Supplied information
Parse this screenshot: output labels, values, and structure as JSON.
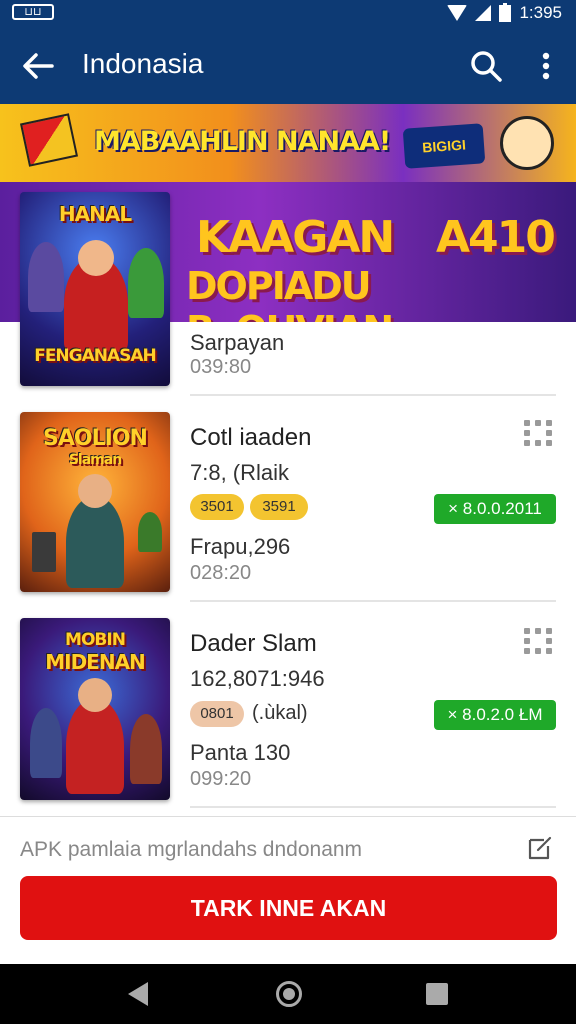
{
  "status_bar": {
    "time": "1:395",
    "left_badge": "⊔⊔"
  },
  "app_bar": {
    "title": "Indonasia"
  },
  "banner": {
    "text": "MABAAHLIN NANAA!",
    "logo_text": "BIGIGI"
  },
  "hero": {
    "line1": "KAAGAN",
    "line1_right": "A410",
    "line2": "DOPIADU B•OHVIAN"
  },
  "items": [
    {
      "thumb_caption_top": "HANAL",
      "thumb_caption": "FENGANASAH",
      "sub": "Sarpayan",
      "time": "039:80"
    },
    {
      "thumb_caption": "SAOLION",
      "thumb_caption_2": "Slaman",
      "name": "Cotl iaaden",
      "sub": "7:8, (Rlaik",
      "chips": [
        "3501",
        "3591"
      ],
      "price": "× 8.0.0.2011",
      "extra": "Frapu,296",
      "time": "028:20"
    },
    {
      "thumb_caption": "MOBIN",
      "thumb_caption_2": "MIDENAN",
      "name": "Dader Slam",
      "sub": "162,8071:946",
      "chips": [
        "0801"
      ],
      "chip_note": "(.ùkal)",
      "price": "× 8.0.2.0 ŁM",
      "extra": "Panta 130",
      "time": "099:20"
    }
  ],
  "footer": {
    "text": "APK pamlaia mgrlandahs dndonanm"
  },
  "cta": {
    "label": "TARK INNE AKAN"
  },
  "colors": {
    "primary": "#0d3a74",
    "cta": "#e01111",
    "price": "#1fa929",
    "chip": "#f3c430"
  }
}
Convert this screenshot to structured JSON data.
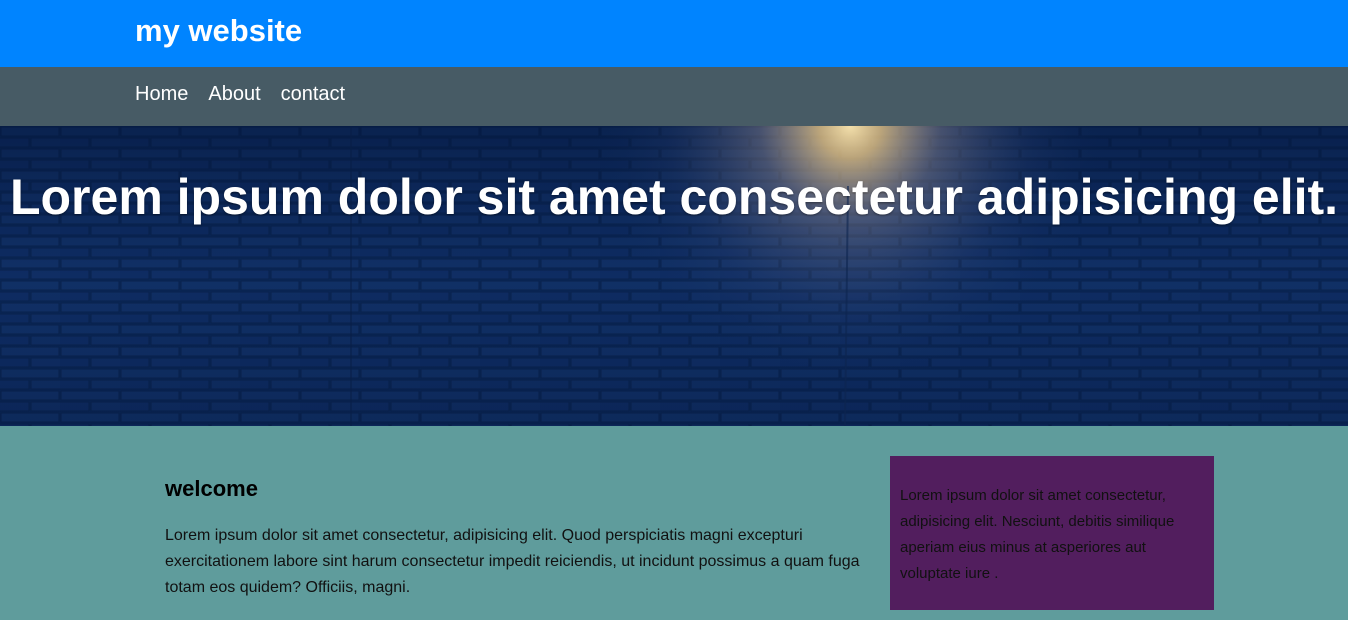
{
  "header": {
    "site_title": "my website",
    "background_color": "#0084ff"
  },
  "nav": {
    "items": [
      {
        "label": "Home"
      },
      {
        "label": "About"
      },
      {
        "label": "contact"
      }
    ],
    "background_color": "#475b65"
  },
  "hero": {
    "title": "Lorem ipsum dolor sit amet consectetur adipisicing elit.",
    "background": "dark blue brick wall lit by a wall lamp"
  },
  "content": {
    "background_color": "#5f9c9c",
    "main": {
      "heading": "welcome",
      "text": "Lorem ipsum dolor sit amet consectetur, adipisicing elit. Quod perspiciatis magni excepturi exercitationem labore sint harum consectetur impedit reiciendis, ut incidunt possimus a quam fuga totam eos quidem? Officiis, magni."
    },
    "aside": {
      "text": "Lorem ipsum dolor sit amet consectetur, adipisicing elit. Nesciunt, debitis similique aperiam eius minus at asperiores aut voluptate iure .",
      "background_color": "#521e5e"
    }
  }
}
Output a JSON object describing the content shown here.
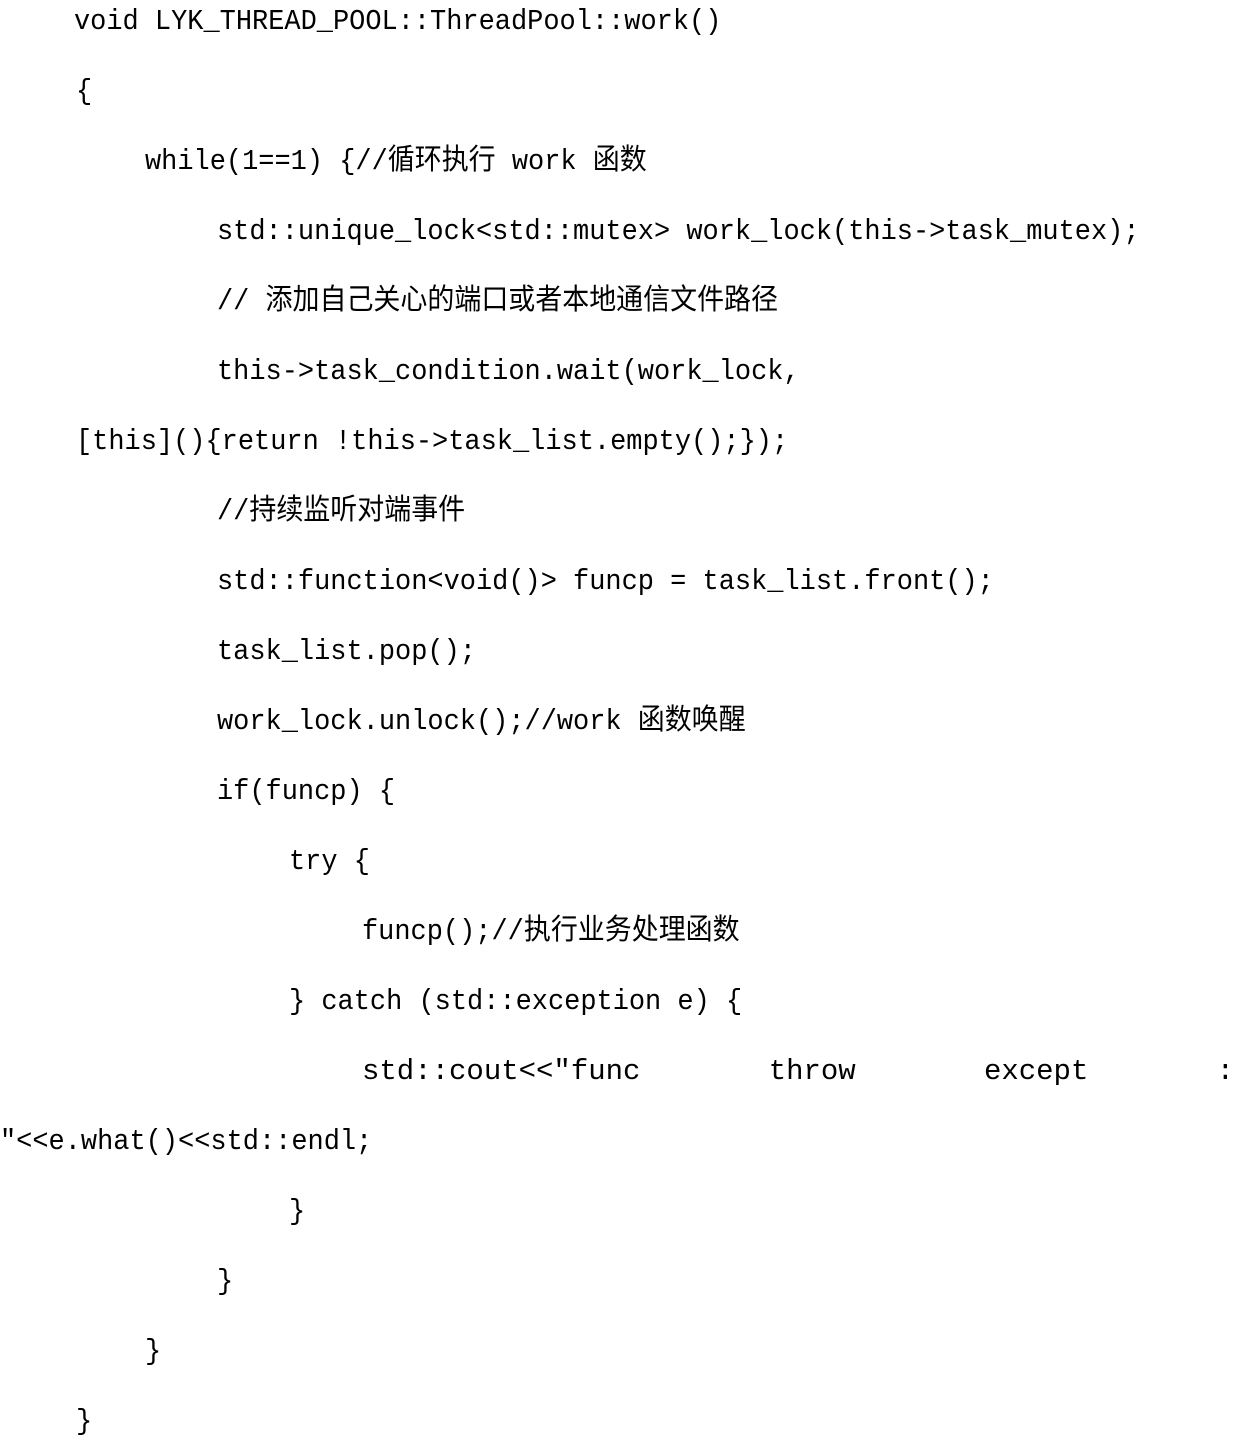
{
  "code": {
    "lines": [
      "void LYK_THREAD_POOL::ThreadPool::work()",
      "{",
      "while(1==1) {//循环执行 work 函数",
      "std::unique_lock<std::mutex> work_lock(this->task_mutex);",
      "// 添加自己关心的端口或者本地通信文件路径",
      "this->task_condition.wait(work_lock,",
      "[this](){return !this->task_list.empty();});",
      "//持续监听对端事件",
      "std::function<void()> funcp = task_list.front();",
      "task_list.pop();",
      "work_lock.unlock();//work 函数唤醒",
      "if(funcp) {",
      "try {",
      "funcp();//执行业务处理函数",
      "} catch (std::exception e) {",
      "\"<<e.what()<<std::endl;",
      "}",
      "}",
      "}",
      "}"
    ],
    "cout_line_parts": [
      "std::cout<<\"func",
      "throw",
      "except",
      ":"
    ]
  }
}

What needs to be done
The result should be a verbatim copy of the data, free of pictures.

Exercise solution
Parse this screenshot: output labels, values, and structure as JSON.
{
  "status_bar": {
    "time": "1:395",
    "left_badge": "⊔⊔"
  },
  "app_bar": {
    "title": "Indonasia"
  },
  "banner": {
    "text": "MABAAHLIN NANAA!",
    "logo_text": "BIGIGI"
  },
  "hero": {
    "line1": "KAAGAN",
    "line1_right": "A410",
    "line2": "DOPIADU B•OHVIAN"
  },
  "items": [
    {
      "thumb_caption_top": "HANAL",
      "thumb_caption": "FENGANASAH",
      "sub": "Sarpayan",
      "time": "039:80"
    },
    {
      "thumb_caption": "SAOLION",
      "thumb_caption_2": "Slaman",
      "name": "Cotl iaaden",
      "sub": "7:8, (Rlaik",
      "chips": [
        "3501",
        "3591"
      ],
      "price": "× 8.0.0.2011",
      "extra": "Frapu,296",
      "time": "028:20"
    },
    {
      "thumb_caption": "MOBIN",
      "thumb_caption_2": "MIDENAN",
      "name": "Dader Slam",
      "sub": "162,8071:946",
      "chips": [
        "0801"
      ],
      "chip_note": "(.ùkal)",
      "price": "× 8.0.2.0 ŁM",
      "extra": "Panta 130",
      "time": "099:20"
    }
  ],
  "footer": {
    "text": "APK pamlaia mgrlandahs dndonanm"
  },
  "cta": {
    "label": "TARK INNE AKAN"
  },
  "colors": {
    "primary": "#0d3a74",
    "cta": "#e01111",
    "price": "#1fa929",
    "chip": "#f3c430"
  }
}
Convert this screenshot to structured JSON data.
{
  "header": {
    "site_title": "my website",
    "background_color": "#0084ff"
  },
  "nav": {
    "items": [
      {
        "label": "Home"
      },
      {
        "label": "About"
      },
      {
        "label": "contact"
      }
    ],
    "background_color": "#475b65"
  },
  "hero": {
    "title": "Lorem ipsum dolor sit amet consectetur adipisicing elit.",
    "background": "dark blue brick wall lit by a wall lamp"
  },
  "content": {
    "background_color": "#5f9c9c",
    "main": {
      "heading": "welcome",
      "text": "Lorem ipsum dolor sit amet consectetur, adipisicing elit. Quod perspiciatis magni excepturi exercitationem labore sint harum consectetur impedit reiciendis, ut incidunt possimus a quam fuga totam eos quidem? Officiis, magni."
    },
    "aside": {
      "text": "Lorem ipsum dolor sit amet consectetur, adipisicing elit. Nesciunt, debitis similique aperiam eius minus at asperiores aut voluptate iure .",
      "background_color": "#521e5e"
    }
  }
}
Output a JSON object describing the content shown here.
{
  "code": {
    "lines": [
      "void LYK_THREAD_POOL::ThreadPool::work()",
      "{",
      "while(1==1) {//循环执行 work 函数",
      "std::unique_lock<std::mutex> work_lock(this->task_mutex);",
      "// 添加自己关心的端口或者本地通信文件路径",
      "this->task_condition.wait(work_lock,",
      "[this](){return !this->task_list.empty();});",
      "//持续监听对端事件",
      "std::function<void()> funcp = task_list.front();",
      "task_list.pop();",
      "work_lock.unlock();//work 函数唤醒",
      "if(funcp) {",
      "try {",
      "funcp();//执行业务处理函数",
      "} catch (std::exception e) {",
      "\"<<e.what()<<std::endl;",
      "}",
      "}",
      "}",
      "}"
    ],
    "cout_line_parts": [
      "std::cout<<\"func",
      "throw",
      "except",
      ":"
    ]
  }
}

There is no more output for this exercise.